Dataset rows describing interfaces
== Segment start ==

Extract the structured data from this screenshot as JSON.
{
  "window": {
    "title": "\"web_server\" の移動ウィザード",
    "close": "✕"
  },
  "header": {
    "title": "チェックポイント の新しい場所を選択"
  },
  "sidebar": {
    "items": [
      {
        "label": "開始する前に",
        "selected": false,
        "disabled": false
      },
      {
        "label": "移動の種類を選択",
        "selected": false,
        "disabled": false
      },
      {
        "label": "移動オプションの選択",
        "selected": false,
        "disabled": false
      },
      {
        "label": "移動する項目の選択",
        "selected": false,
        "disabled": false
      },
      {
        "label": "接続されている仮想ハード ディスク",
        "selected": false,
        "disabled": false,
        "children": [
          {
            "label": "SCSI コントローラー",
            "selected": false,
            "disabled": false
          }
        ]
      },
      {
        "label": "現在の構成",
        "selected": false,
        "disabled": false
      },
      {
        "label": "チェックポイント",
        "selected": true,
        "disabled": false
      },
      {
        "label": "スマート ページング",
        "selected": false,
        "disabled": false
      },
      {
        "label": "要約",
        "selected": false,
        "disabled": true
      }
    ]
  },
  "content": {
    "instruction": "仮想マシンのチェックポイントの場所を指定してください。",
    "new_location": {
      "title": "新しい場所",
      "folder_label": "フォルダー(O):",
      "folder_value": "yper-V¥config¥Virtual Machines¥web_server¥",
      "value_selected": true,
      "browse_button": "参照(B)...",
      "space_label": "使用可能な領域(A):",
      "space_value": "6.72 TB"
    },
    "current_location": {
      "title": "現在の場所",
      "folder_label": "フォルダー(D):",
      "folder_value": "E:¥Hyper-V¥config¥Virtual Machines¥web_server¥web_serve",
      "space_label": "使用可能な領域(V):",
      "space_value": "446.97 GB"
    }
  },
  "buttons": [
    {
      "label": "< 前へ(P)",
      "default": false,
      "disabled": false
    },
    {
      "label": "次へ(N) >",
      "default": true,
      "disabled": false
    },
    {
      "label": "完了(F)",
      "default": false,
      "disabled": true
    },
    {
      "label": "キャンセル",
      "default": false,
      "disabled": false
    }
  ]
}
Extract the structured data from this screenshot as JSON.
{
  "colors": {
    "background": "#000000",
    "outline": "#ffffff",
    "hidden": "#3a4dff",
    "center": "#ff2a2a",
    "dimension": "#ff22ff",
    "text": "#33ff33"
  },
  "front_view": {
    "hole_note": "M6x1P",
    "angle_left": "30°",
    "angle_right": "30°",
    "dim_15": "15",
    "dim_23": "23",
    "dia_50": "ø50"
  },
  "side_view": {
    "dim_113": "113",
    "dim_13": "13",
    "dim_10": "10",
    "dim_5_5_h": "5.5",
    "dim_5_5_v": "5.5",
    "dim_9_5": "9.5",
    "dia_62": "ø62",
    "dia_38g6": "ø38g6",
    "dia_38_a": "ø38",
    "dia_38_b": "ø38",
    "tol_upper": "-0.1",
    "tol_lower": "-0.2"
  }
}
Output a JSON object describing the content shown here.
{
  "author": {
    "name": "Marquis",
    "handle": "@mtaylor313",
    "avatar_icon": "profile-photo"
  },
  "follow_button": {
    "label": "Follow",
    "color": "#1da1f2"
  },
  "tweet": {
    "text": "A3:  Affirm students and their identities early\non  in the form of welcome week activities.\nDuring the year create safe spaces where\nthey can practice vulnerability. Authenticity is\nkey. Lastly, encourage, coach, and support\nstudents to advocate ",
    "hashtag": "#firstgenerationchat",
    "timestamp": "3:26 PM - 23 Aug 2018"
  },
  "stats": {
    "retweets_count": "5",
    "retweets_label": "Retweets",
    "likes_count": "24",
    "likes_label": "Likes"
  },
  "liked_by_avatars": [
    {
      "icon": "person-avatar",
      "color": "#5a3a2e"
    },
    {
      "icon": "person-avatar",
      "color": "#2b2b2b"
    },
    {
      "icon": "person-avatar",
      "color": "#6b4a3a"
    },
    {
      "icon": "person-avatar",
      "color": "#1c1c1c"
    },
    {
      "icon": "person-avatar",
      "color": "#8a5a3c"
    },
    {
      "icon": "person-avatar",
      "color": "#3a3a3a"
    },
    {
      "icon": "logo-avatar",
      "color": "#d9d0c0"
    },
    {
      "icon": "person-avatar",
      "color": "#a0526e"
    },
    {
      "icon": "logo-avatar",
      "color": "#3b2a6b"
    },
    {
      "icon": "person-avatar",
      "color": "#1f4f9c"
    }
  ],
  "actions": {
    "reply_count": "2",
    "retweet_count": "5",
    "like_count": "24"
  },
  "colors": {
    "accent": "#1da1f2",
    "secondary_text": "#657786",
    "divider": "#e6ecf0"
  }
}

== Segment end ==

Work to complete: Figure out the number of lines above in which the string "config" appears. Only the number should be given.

Result below: 2